◆ **What is being asked**: Give each line of the records again exactly and omit every picture.

◆ **Data supplied**:
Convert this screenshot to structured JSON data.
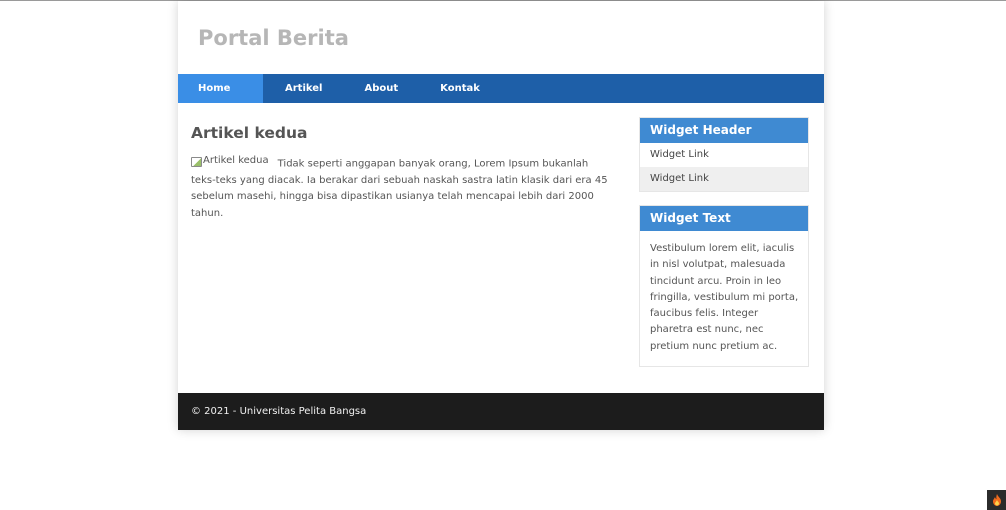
{
  "site": {
    "title": "Portal Berita"
  },
  "nav": {
    "items": [
      {
        "label": "Home",
        "active": true
      },
      {
        "label": "Artikel",
        "active": false
      },
      {
        "label": "About",
        "active": false
      },
      {
        "label": "Kontak",
        "active": false
      }
    ]
  },
  "article": {
    "title": "Artikel kedua",
    "image_alt": "Artikel kedua",
    "body": "Tidak seperti anggapan banyak orang, Lorem Ipsum bukanlah teks-teks yang diacak. Ia berakar dari sebuah naskah sastra latin klasik dari era 45 sebelum masehi, hingga bisa dipastikan usianya telah mencapai lebih dari 2000 tahun."
  },
  "sidebar": {
    "widget_links": {
      "header": "Widget Header",
      "links": [
        "Widget Link",
        "Widget Link"
      ]
    },
    "widget_text": {
      "header": "Widget Text",
      "body": "Vestibulum lorem elit, iaculis in nisl volutpat, malesuada tincidunt arcu. Proin in leo fringilla, vestibulum mi porta, faucibus felis. Integer pharetra est nunc, nec pretium nunc pretium ac."
    }
  },
  "footer": {
    "text": "© 2021 - Universitas Pelita Bangsa"
  },
  "colors": {
    "nav_bg": "#1e5fa8",
    "nav_active": "#3a8ee6",
    "widget_header": "#3f8ad2",
    "footer_bg": "#1c1c1c"
  },
  "icons": {
    "corner_badge": "flame-icon",
    "broken_image": "broken-image-icon"
  }
}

◆ **The answer**:
Convert this screenshot to structured JSON data.
{
  "site": {
    "title": "Portal Berita"
  },
  "nav": {
    "items": [
      {
        "label": "Home",
        "active": true
      },
      {
        "label": "Artikel",
        "active": false
      },
      {
        "label": "About",
        "active": false
      },
      {
        "label": "Kontak",
        "active": false
      }
    ]
  },
  "article": {
    "title": "Artikel kedua",
    "image_alt": "Artikel kedua",
    "body": "Tidak seperti anggapan banyak orang, Lorem Ipsum bukanlah teks-teks yang diacak. Ia berakar dari sebuah naskah sastra latin klasik dari era 45 sebelum masehi, hingga bisa dipastikan usianya telah mencapai lebih dari 2000 tahun."
  },
  "sidebar": {
    "widget_links": {
      "header": "Widget Header",
      "links": [
        "Widget Link",
        "Widget Link"
      ]
    },
    "widget_text": {
      "header": "Widget Text",
      "body": "Vestibulum lorem elit, iaculis in nisl volutpat, malesuada tincidunt arcu. Proin in leo fringilla, vestibulum mi porta, faucibus felis. Integer pharetra est nunc, nec pretium nunc pretium ac."
    }
  },
  "footer": {
    "text": "© 2021 - Universitas Pelita Bangsa"
  },
  "colors": {
    "nav_bg": "#1e5fa8",
    "nav_active": "#3a8ee6",
    "widget_header": "#3f8ad2",
    "footer_bg": "#1c1c1c"
  },
  "icons": {
    "corner_badge": "flame-icon",
    "broken_image": "broken-image-icon"
  }
}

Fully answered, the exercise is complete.